* Task: Nothing belongs in the answer except the lines of the material that include "JSON".

* Data records:

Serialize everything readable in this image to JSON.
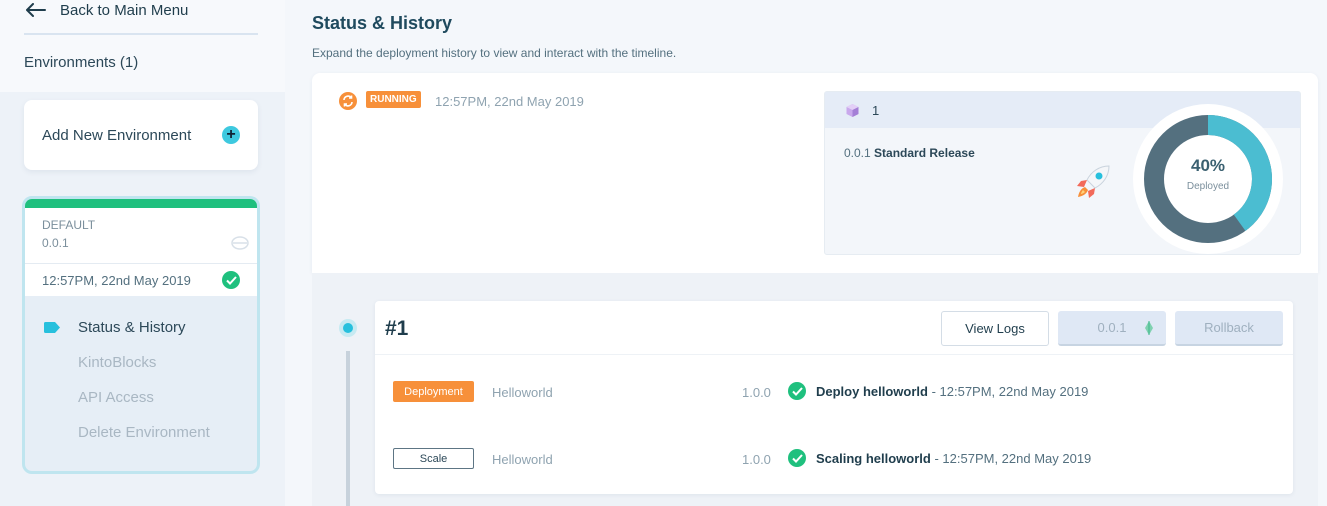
{
  "sidebar": {
    "back_label": "Back to Main Menu",
    "environments_label": "Environments (1)",
    "add_environment_label": "Add New Environment",
    "environment": {
      "name": "DEFAULT",
      "version": "0.0.1",
      "timestamp": "12:57PM, 22nd May 2019",
      "accent_color": "#1fc07e"
    },
    "nav": [
      {
        "label": "Status & History",
        "active": true
      },
      {
        "label": "KintoBlocks",
        "active": false
      },
      {
        "label": "API Access",
        "active": false
      },
      {
        "label": "Delete Environment",
        "active": false
      }
    ]
  },
  "main": {
    "title": "Status & History",
    "subtitle": "Expand the deployment history to view and interact with the timeline.",
    "status": {
      "badge": "RUNNING",
      "timestamp": "12:57PM, 22nd May 2019",
      "badge_color": "#f7903a",
      "icon": "sync-icon"
    },
    "release": {
      "count": "1",
      "version": "0.0.1",
      "name": "Standard Release",
      "percent_label": "40%",
      "percent_value": 0.4,
      "deployed_label": "Deployed",
      "icon": "rocket-icon"
    },
    "deployment": {
      "number": "#1",
      "view_logs_label": "View Logs",
      "version_select": "0.0.1",
      "rollback_label": "Rollback",
      "rows": [
        {
          "type": "Deployment",
          "service": "Helloworld",
          "version": "1.0.0",
          "action": "Deploy helloworld",
          "time": " - 12:57PM, 22nd May 2019"
        },
        {
          "type": "Scale",
          "service": "Helloworld",
          "version": "1.0.0",
          "action": "Scaling helloworld",
          "time": " - 12:57PM, 22nd May 2019"
        }
      ]
    }
  }
}
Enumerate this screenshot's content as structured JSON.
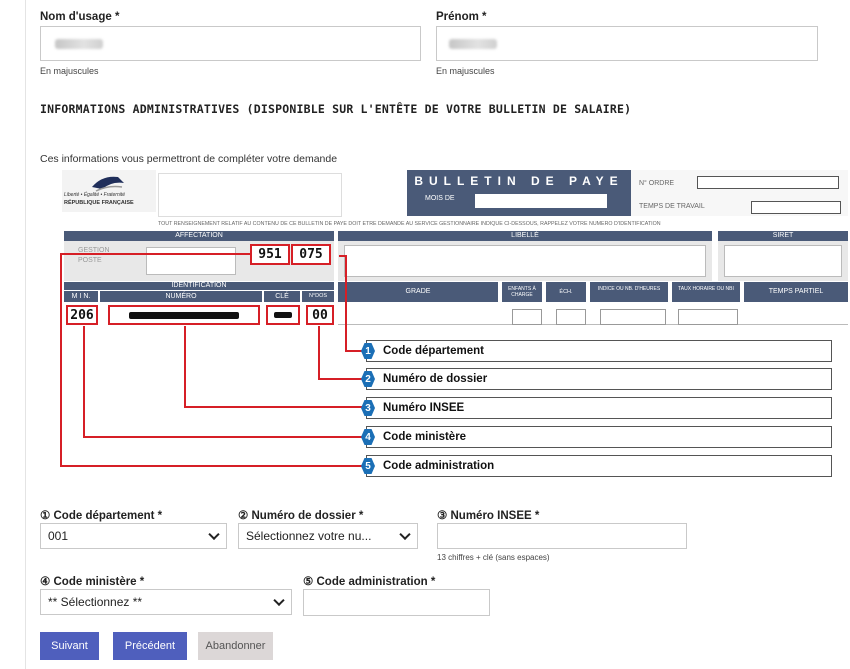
{
  "form": {
    "nom_label": "Nom d'usage",
    "prenom_label": "Prénom",
    "required_mark": "*",
    "nom_hint": "En majuscules",
    "prenom_hint": "En majuscules",
    "section_title": "INFORMATIONS ADMINISTRATIVES (DISPONIBLE SUR L'ENTÊTE DE VOTRE BULLETIN DE SALAIRE)",
    "section_desc": "Ces informations vous permettront de compléter votre demande"
  },
  "payslip": {
    "brand_motto": "Liberté • Égalité • Fraternité",
    "brand_name": "RÉPUBLIQUE FRANÇAISE",
    "title": "BULLETIN DE PAYE",
    "mois_de": "MOIS DE",
    "n_ordre": "N° ORDRE",
    "temps_de_travail": "TEMPS DE TRAVAIL",
    "notice": "TOUT RENSEIGNEMENT RELATIF AU CONTENU DE CE BULLETIN DE PAYE DOIT ÊTRE DEMANDÉ AU SERVICE GESTIONNAIRE INDIQUÉ CI-DESSOUS, RAPPELEZ VOTRE NUMÉRO D'IDENTIFICATION",
    "affectation": "AFFECTATION",
    "libelle": "LIBELLÉ",
    "siret": "SIRET",
    "gestion": "GESTION",
    "poste": "POSTE",
    "code_dept_value": "951",
    "num_dossier_value": "075",
    "identification": "IDENTIFICATION",
    "min": "M I N.",
    "numero": "NUMÉRO",
    "cle": "CLÉ",
    "n_dos": "N°DOS",
    "grade": "GRADE",
    "enfants_a_charge": "ENFANTS À CHARGE",
    "ech": "ÉCH.",
    "indice_ou_nb_heures": "INDICE OU NB. D'HEURES",
    "taux_horaire_ou_nbi": "TAUX HORAIRE OU NBI",
    "temps_partiel": "TEMPS PARTIEL",
    "min_value": "206",
    "dos_value": "00"
  },
  "callouts": [
    {
      "num": "1",
      "label": "Code département"
    },
    {
      "num": "2",
      "label": "Numéro de dossier"
    },
    {
      "num": "3",
      "label": "Numéro INSEE"
    },
    {
      "num": "4",
      "label": "Code ministère"
    },
    {
      "num": "5",
      "label": "Code administration"
    }
  ],
  "fields": {
    "code_departement": {
      "label": "① Code département",
      "value": "001"
    },
    "numero_dossier": {
      "label": "② Numéro de dossier",
      "value": "Sélectionnez votre nu..."
    },
    "numero_insee": {
      "label": "③ Numéro INSEE",
      "hint": "13 chiffres + clé (sans espaces)",
      "value": ""
    },
    "code_ministere": {
      "label": "④ Code ministère",
      "value": "** Sélectionnez **"
    },
    "code_administration": {
      "label": "⑤ Code administration",
      "value": ""
    }
  },
  "buttons": {
    "suivant": "Suivant",
    "precedent": "Précédent",
    "abandonner": "Abandonner"
  },
  "colors": {
    "primary_button": "#4f5fbd",
    "secondary_button": "#dcd7d7",
    "highlight_red": "#d61f26",
    "callout_blue": "#1b6fb6",
    "payslip_header": "#4a5a78"
  }
}
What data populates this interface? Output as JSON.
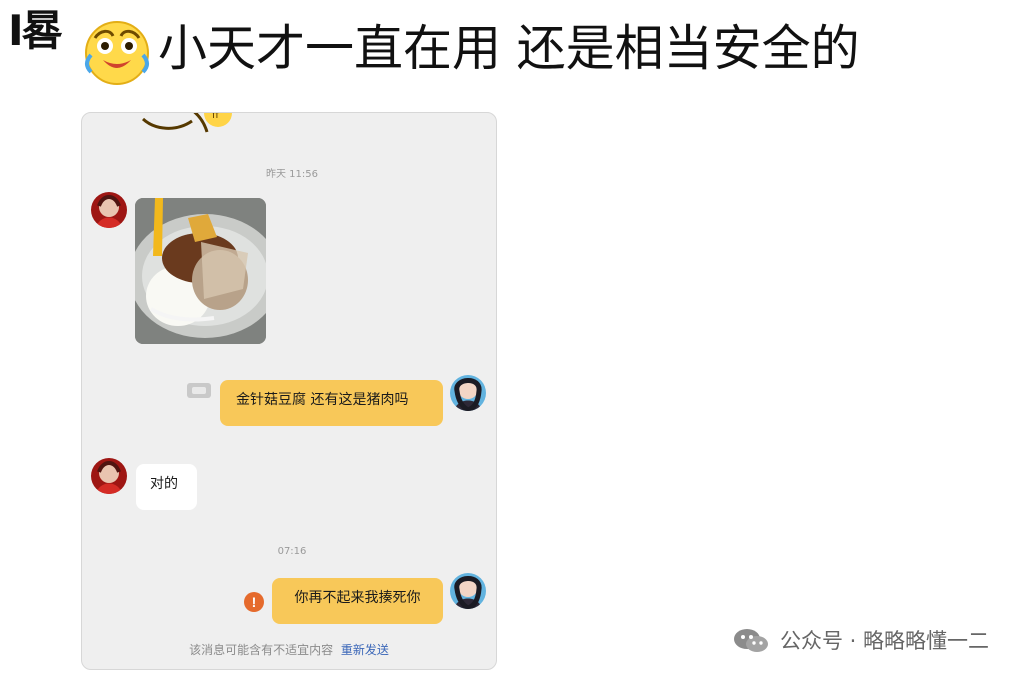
{
  "header": {
    "left_fragment": "I晷",
    "headline": "小天才一直在用 还是相当安全的"
  },
  "chat": {
    "timestamp_1": "昨天 11:56",
    "message_1": "金针菇豆腐 还有这是猪肉吗",
    "message_2": "对的",
    "timestamp_2": "07:16",
    "message_3": "你再不起来我揍死你",
    "error_icon_text": "!",
    "notice_text": "该消息可能含有不适宜内容",
    "resend_text": "重新发送"
  },
  "watermark": {
    "text": "公众号 · 略略略懂一二"
  },
  "colors": {
    "card_background": "#efefef",
    "yellow_bubble": "#f8c859",
    "white_bubble": "#ffffff",
    "error_icon": "#e56a2c",
    "resend_link": "#3b67b8"
  }
}
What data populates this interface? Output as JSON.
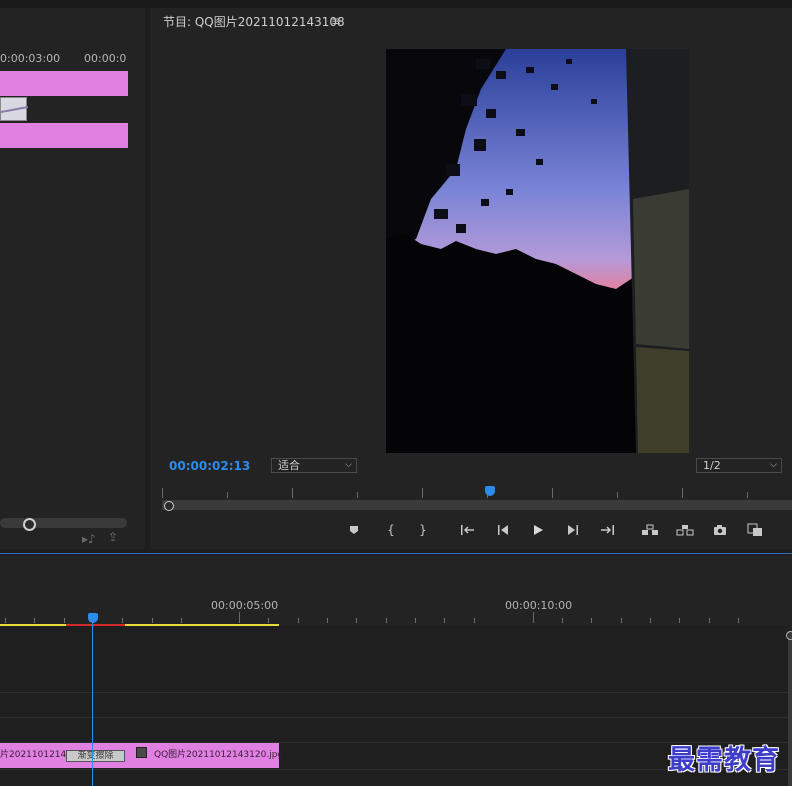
{
  "source_panel": {
    "ruler_labels": [
      "0:00:03:00",
      "00:00:0"
    ]
  },
  "program_monitor": {
    "title": "节目: QQ图片20211012143108",
    "menu_icon": "hamburger-icon",
    "current_timecode": "00:00:02:13",
    "fit_label": "适合",
    "resolution_label": "1/2",
    "controls": [
      "marker-icon",
      "in-point-icon",
      "out-point-icon",
      "go-to-in-icon",
      "step-back-icon",
      "play-icon",
      "step-forward-icon",
      "go-to-out-icon",
      "lift-icon",
      "extract-icon",
      "camera-icon",
      "multi-export-icon"
    ],
    "accent": "#2d8ceb"
  },
  "timeline": {
    "ruler_labels": [
      "00:00:05:00",
      "00:00:10:00"
    ],
    "clips": {
      "clip_a_label": "片2021101214",
      "transition_label": "渐变擦除",
      "clip_b_label": "QQ图片20211012143120.jpg"
    }
  },
  "watermark": "最需教育"
}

* Result of this exercise:
Serialize everything readable in this image to JSON.
Enumerate this screenshot's content as structured JSON.
What data populates this interface? Output as JSON.
What data populates this interface? Output as JSON.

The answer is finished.